The House has VISIT FLORIDA on the chopping block, and tourism groups are hoping lawmakers reconsider.
Closing down VISIT FLORIDA is House Speaker Jose Oliva’s prerogative and House Transportation & Tourism committee chair Jay Trumbull set funding the tourism marketing arm at $19 million in his budget recommendation — enough to get it through its sunset on Oct. 1.
Wednesday, the Florida Association of Destination Marketing Organizations said the chamber needs to get the ball rolling.
“On behalf of local tourism promotion agencies across the state, we call on the Florida House of Representatives to reauthorize and fully fund VISIT FLORIDA,” the group said in a news release.
“Through our partnerships with VISIT FLORIDA and the matching dollars they provide, we have been able to work together to promote our state and communities to potential visitors in a highly competitive market.
“Last year, Florida welcomed a record 126.1 million visitors. This is in spite of misperceptions and repeated negative media coverage related to red tide, algae and hurricane recovery that could have left many of our potential visitors believing Florida’s travel destinations were closed for business.”
Indeed, the trifecta of algal blooms, red tide and Hurricane Michael brought some of Florida’s top tourism destinations bad press. But FADMO and others pushing for VISIT FLORIDA’s reauthorization have noted successful campaigns to assuage tourists’ concerns.

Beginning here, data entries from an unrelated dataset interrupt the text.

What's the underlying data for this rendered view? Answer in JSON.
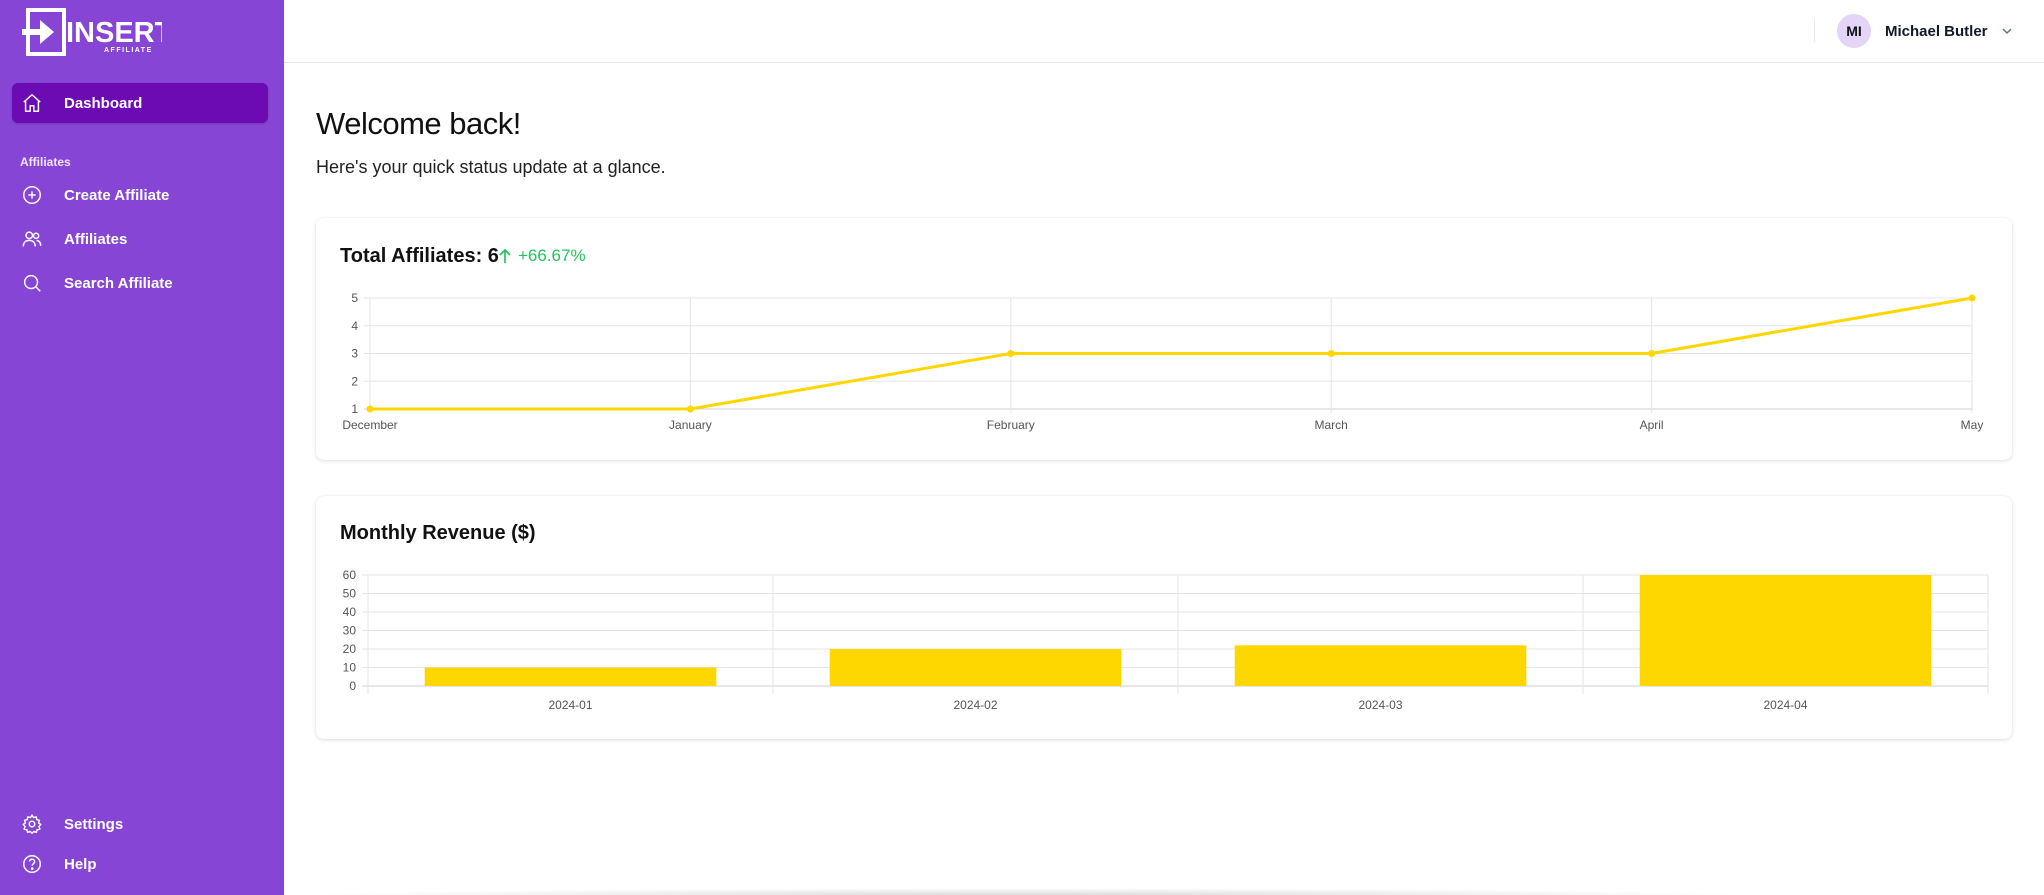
{
  "sidebar": {
    "logo_text": "INSERT",
    "logo_subtext": "AFFILIATE",
    "dashboard_label": "Dashboard",
    "section_label": "Affiliates",
    "create_affiliate_label": "Create Affiliate",
    "affiliates_label": "Affiliates",
    "search_affiliate_label": "Search Affiliate",
    "settings_label": "Settings",
    "help_label": "Help"
  },
  "header": {
    "avatar_initials": "MI",
    "user_name": "Michael Butler"
  },
  "main": {
    "welcome": "Welcome back!",
    "subtitle": "Here's your quick status update at a glance."
  },
  "colors": {
    "sidebar": "#8645d4",
    "active_item": "#6c0ab3",
    "chart": "#ffd700",
    "trend_up": "#22c55e"
  },
  "chart_data": [
    {
      "type": "line",
      "title": "Total Affiliates: 6",
      "trend": "+66.67%",
      "categories": [
        "December",
        "January",
        "February",
        "March",
        "April",
        "May"
      ],
      "values": [
        1,
        1,
        3,
        3,
        3,
        5
      ],
      "y_ticks": [
        "1",
        "2",
        "3",
        "4",
        "5"
      ],
      "ylim": [
        1,
        5
      ],
      "grid": true,
      "legend": "none"
    },
    {
      "type": "bar",
      "title": "Monthly Revenue ($)",
      "categories": [
        "2024-01",
        "2024-02",
        "2024-03",
        "2024-04"
      ],
      "values": [
        10,
        20,
        22,
        60
      ],
      "y_ticks": [
        "0",
        "10",
        "20",
        "30",
        "40",
        "50",
        "60"
      ],
      "ylim": [
        0,
        60
      ],
      "grid": true,
      "legend": "none"
    }
  ]
}
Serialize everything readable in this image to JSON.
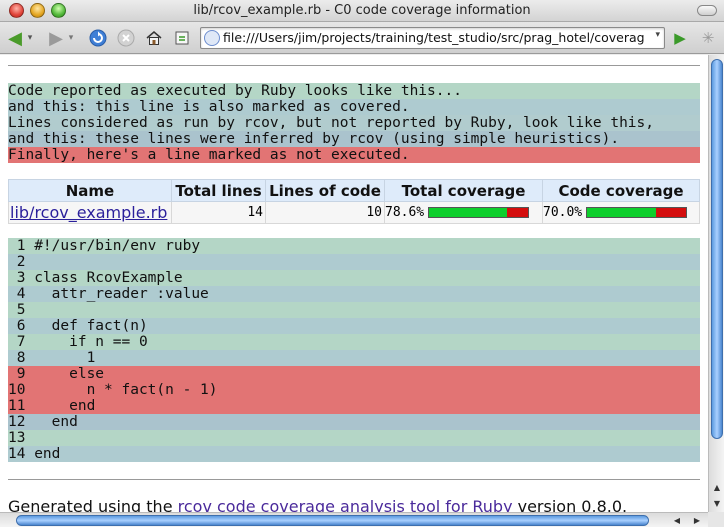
{
  "window": {
    "title": "lib/rcov_example.rb - C0 code coverage information"
  },
  "toolbar": {
    "back": "◀",
    "forward": "▶",
    "drop": "▾",
    "reload": "↻",
    "stop": "✕",
    "home": "⌂",
    "bookmark": "▣",
    "url": "file:///Users/jim/projects/training/test_studio/src/prag_hotel/coverage/lib",
    "go": "▶",
    "throbber": "✳",
    "icons": [
      "back-arrow-icon",
      "forward-arrow-icon",
      "reload-icon",
      "stop-icon",
      "home-icon",
      "bookmark-icon",
      "go-icon",
      "throbber-icon"
    ]
  },
  "legend": [
    {
      "text": "Code reported as executed by Ruby looks like this...",
      "kind": "cov1"
    },
    {
      "text": "and this: this line is also marked as covered.",
      "kind": "cov2"
    },
    {
      "text": "Lines considered as run by rcov, but not reported by Ruby, look like this,",
      "kind": "inf1"
    },
    {
      "text": "and this: these lines were inferred by rcov (using simple heuristics).",
      "kind": "inf2"
    },
    {
      "text": "Finally, here's a line marked as not executed.",
      "kind": "notcov"
    }
  ],
  "report": {
    "headers": [
      "Name",
      "Total lines",
      "Lines of code",
      "Total coverage",
      "Code coverage"
    ],
    "row": {
      "name": "lib/rcov_example.rb",
      "total_lines": "14",
      "lines_of_code": "10",
      "total_coverage": "78.6%",
      "total_coverage_value": 0.786,
      "code_coverage": "70.0%",
      "code_coverage_value": 0.7
    }
  },
  "code": [
    {
      "text": " 1 #!/usr/bin/env ruby",
      "kind": "cov1"
    },
    {
      "text": " 2",
      "kind": "cov2"
    },
    {
      "text": " 3 class RcovExample",
      "kind": "cov1"
    },
    {
      "text": " 4   attr_reader :value",
      "kind": "cov2"
    },
    {
      "text": " 5",
      "kind": "cov1"
    },
    {
      "text": " 6   def fact(n)",
      "kind": "cov2"
    },
    {
      "text": " 7     if n == 0",
      "kind": "cov1"
    },
    {
      "text": " 8       1",
      "kind": "cov2"
    },
    {
      "text": " 9     else",
      "kind": "notcov"
    },
    {
      "text": "10       n * fact(n - 1)",
      "kind": "notcov"
    },
    {
      "text": "11     end",
      "kind": "notcov"
    },
    {
      "text": "12   end",
      "kind": "inf2"
    },
    {
      "text": "13",
      "kind": "cov1"
    },
    {
      "text": "14 end",
      "kind": "cov2"
    }
  ],
  "footer": {
    "prefix": "Generated using the ",
    "link": "rcov code coverage analysis tool for Ruby",
    "suffix": " version 0.8.0."
  },
  "colors": {
    "covered": "#b4d6c6",
    "inferred": "#aecbd0",
    "not_covered": "#e27474",
    "bar_green": "#0ecf2c",
    "bar_red": "#d40e0e"
  }
}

In Northwest Florida, for instance, VISIT FLORIDA spearheaded a multi-million dollar TV campaign to get visitors into the pockets of the region spared by Hurricane Michael.
FADMO also stressed the financial benefits of keeping VISIT FLORIDA around.
“More than a fifth of all the sales tax revenue generated in Florida is attributed to tourism. Not only does this industry fund a significant portion of our state’s budget, it puts 1.4 million people to work, keeps more money in their pockets and helps pay for services that improve every Floridian’s quality of life,” the group said.
“Reauthorizing VISIT FLORIDA and funding it at its current level of $76 million — a small percentage of the state’s overall budget — returns $2.15 to taxpayers for every dollar invested. These dividends are the lifeblood of our state and local economies. We ask that the Florida House of Representatives invest in Florida’s future by investing in VISIT FLORIDA.”
The dollars and cents arguments mirrors the one put forward by former Sen. Dana Young, who Gov. Ron DeSantis tapped to lead VISIT FLORIDA earlier this year.
“When you realize tourism dollars make up roughly one-third of our state budget, then it’s an easy, easy move to say we need to continue funding this agency,” she said in January.
To that end, DeSantis recommended keeping VISIT FLORIDA’s funding at its current level in his 2019-20 budget proposal.
The Senate reauthorization bill, sponsored by Sarasota Republican Joe Gruters, would strike the sunset provision from state law. It’s cleared all of its committee stops and is ready for the chamber floor.